Data records:
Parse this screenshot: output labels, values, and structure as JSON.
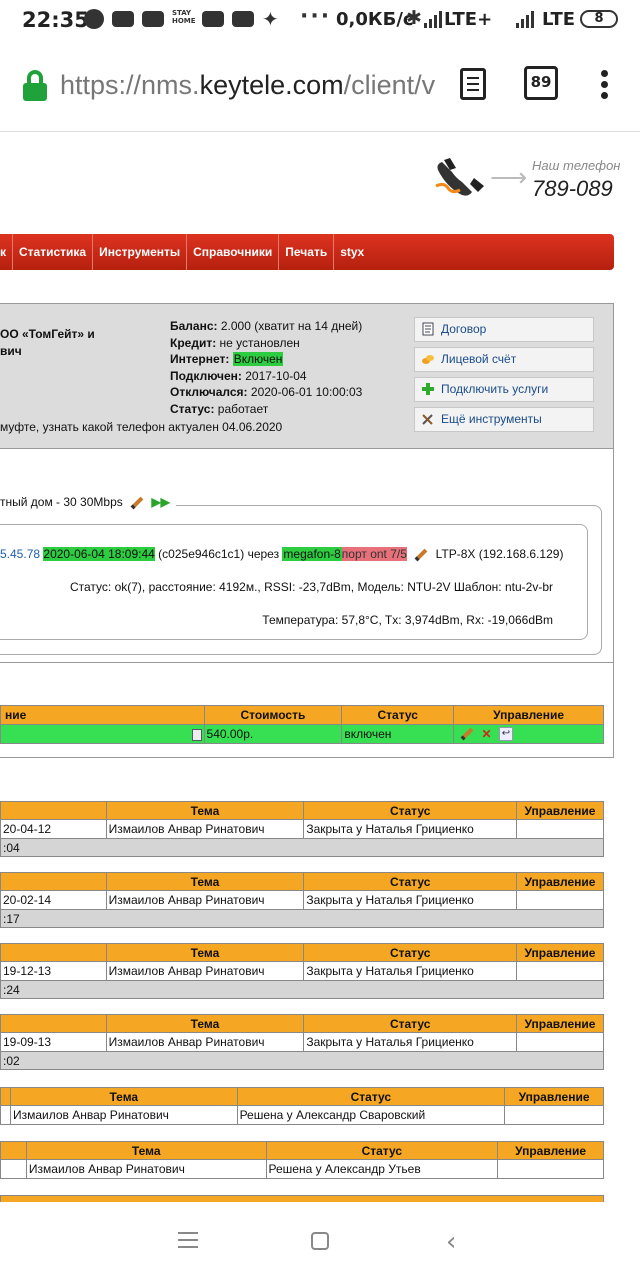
{
  "status_bar": {
    "time": "22:35",
    "stay_home_text": "STAY HOME",
    "net_speed": "0,0КБ/с",
    "lte1": "LTE+",
    "lte2": "LTE",
    "battery": "8"
  },
  "browser": {
    "url_prefix": "https://nms.",
    "url_host": "keytele.com",
    "url_path": "/client/v",
    "tab_count": "89"
  },
  "header": {
    "phone_label": "Наш телефон",
    "phone_number": "789-089"
  },
  "nav": {
    "items": [
      "к",
      "Статистика",
      "Инструменты",
      "Справочники",
      "Печать",
      "styx"
    ]
  },
  "client": {
    "name_line1": "ОО «ТомГейт» и",
    "name_line2": "вич",
    "balance_label": "Баланс:",
    "balance_value": "2.000 (хватит на 14 дней)",
    "credit_label": "Кредит:",
    "credit_value": "не установлен",
    "internet_label": "Интернет:",
    "internet_value": "Включен",
    "connected_label": "Подключен:",
    "connected_value": "2017-10-04",
    "disconnected_label": "Отключался:",
    "disconnected_value": "2020-06-01 10:00:03",
    "status_label": "Статус:",
    "status_value": "работает",
    "note": "муфте, узнать какой телефон актуален 04.06.2020",
    "buttons": [
      "Договор",
      "Лицевой счёт",
      "Подключить услуги",
      "Ещё инструменты"
    ]
  },
  "connection": {
    "legend": "тный дом - 30 30Mbps",
    "ip": "5.45.78",
    "datetime": "2020-06-04 18:09:44",
    "mac": "(c025e946c1c1) через",
    "olt": "megafon-8",
    "port": "порт ont 7/5",
    "ltp": "LTP-8X (192.168.6.129)",
    "status_line": "Статус: ok(7), расстояние: 4192м., RSSI: -23,7dBm, Модель: NTU-2V Шаблон: ntu-2v-br",
    "temp_line": "Температура: 57,8°C, Tx: 3,974dBm, Rx: -19,066dBm"
  },
  "services": {
    "headers": [
      "ние",
      "Стоимость",
      "Статус",
      "Управление"
    ],
    "row": {
      "price": "540.00р.",
      "status": "включен"
    }
  },
  "tickets_a": [
    {
      "headers": [
        "",
        "Тема",
        "Статус",
        "Управление"
      ],
      "date": "20-04-12",
      "author": "Измаилов Анвар Ринатович",
      "status": "Закрыта у Наталья Грициенко",
      "time": ":04"
    },
    {
      "headers": [
        "",
        "Тема",
        "Статус",
        "Управление"
      ],
      "date": "20-02-14",
      "author": "Измаилов Анвар Ринатович",
      "status": "Закрыта у Наталья Грициенко",
      "time": ":17"
    },
    {
      "headers": [
        "",
        "Тема",
        "Статус",
        "Управление"
      ],
      "date": "19-12-13",
      "author": "Измаилов Анвар Ринатович",
      "status": "Закрыта у Наталья Грициенко",
      "time": ":24"
    },
    {
      "headers": [
        "",
        "Тема",
        "Статус",
        "Управление"
      ],
      "date": "19-09-13",
      "author": "Измаилов Анвар Ринатович",
      "status": "Закрыта у Наталья Грициенко",
      "time": ":02"
    }
  ],
  "tickets_b": [
    {
      "headers": [
        "",
        "Тема",
        "Статус",
        "Управление"
      ],
      "author": "Измаилов Анвар Ринатович",
      "status": "Решена у Александр Сваровский"
    },
    {
      "headers": [
        "",
        "Тема",
        "Статус",
        "Управление"
      ],
      "author": "Измаилов Анвар Ринатович",
      "status": "Решена у Александр Утьев"
    }
  ],
  "colors": {
    "nav_red": "#cc2a17",
    "table_header_orange": "#f5a623",
    "active_green": "#36e052",
    "link_blue": "#1d5fb5"
  }
}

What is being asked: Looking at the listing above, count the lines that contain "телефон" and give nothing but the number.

Solution: 2